Requirement:
Check every line of the data below for "Write". Copy each one that has it.

(Provided entries)

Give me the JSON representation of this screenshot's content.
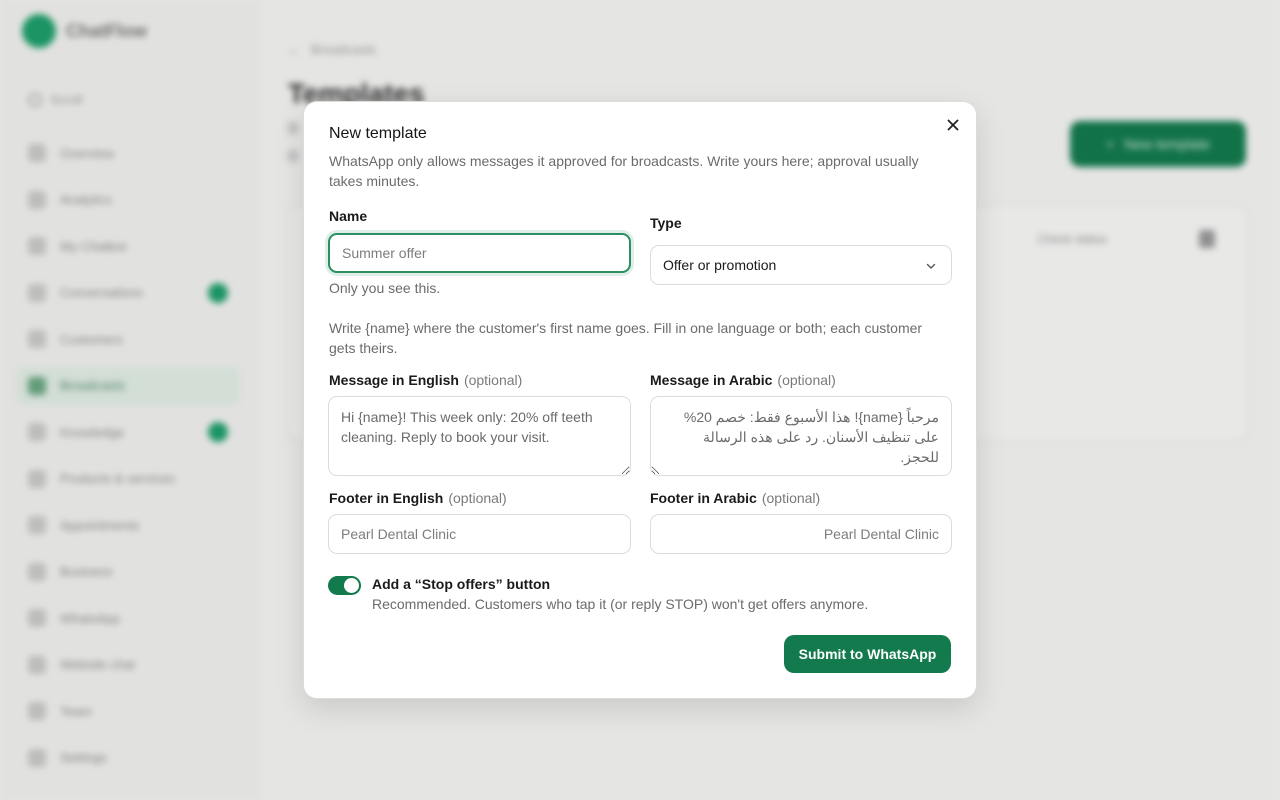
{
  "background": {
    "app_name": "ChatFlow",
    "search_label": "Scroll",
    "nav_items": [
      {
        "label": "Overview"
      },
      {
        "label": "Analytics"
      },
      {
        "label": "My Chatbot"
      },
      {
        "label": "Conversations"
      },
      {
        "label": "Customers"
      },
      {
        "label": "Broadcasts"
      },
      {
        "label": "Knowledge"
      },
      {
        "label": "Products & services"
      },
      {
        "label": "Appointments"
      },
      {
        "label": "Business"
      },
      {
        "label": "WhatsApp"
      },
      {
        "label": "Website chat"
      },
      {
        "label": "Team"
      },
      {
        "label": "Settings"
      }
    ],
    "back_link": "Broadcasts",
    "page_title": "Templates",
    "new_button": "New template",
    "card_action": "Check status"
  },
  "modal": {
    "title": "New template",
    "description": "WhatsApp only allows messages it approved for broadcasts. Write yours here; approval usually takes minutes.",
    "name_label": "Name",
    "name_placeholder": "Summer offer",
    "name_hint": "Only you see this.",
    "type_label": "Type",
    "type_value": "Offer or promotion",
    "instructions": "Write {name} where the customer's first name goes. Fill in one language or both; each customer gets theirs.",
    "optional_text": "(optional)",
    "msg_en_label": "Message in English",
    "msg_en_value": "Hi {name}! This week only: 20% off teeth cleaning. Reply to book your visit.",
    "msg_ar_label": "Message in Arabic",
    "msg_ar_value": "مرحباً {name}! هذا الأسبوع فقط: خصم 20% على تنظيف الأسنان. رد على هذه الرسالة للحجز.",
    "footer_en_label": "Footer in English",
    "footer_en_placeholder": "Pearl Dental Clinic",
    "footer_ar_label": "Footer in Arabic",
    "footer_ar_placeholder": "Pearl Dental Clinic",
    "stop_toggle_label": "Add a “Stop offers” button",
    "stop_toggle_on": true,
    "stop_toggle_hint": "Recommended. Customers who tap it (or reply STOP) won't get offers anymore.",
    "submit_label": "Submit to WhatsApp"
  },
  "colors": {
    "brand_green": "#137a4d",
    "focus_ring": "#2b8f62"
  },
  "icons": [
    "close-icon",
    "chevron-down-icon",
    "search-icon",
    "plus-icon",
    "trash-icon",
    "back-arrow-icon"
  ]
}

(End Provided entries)

Solved problem:
    "description": "WhatsApp only allows messages it approved for broadcasts. Write yours here; approval usually takes minutes.",
    "instructions": "Write {name} where the customer's first name goes. Fill in one language or both; each customer gets theirs.",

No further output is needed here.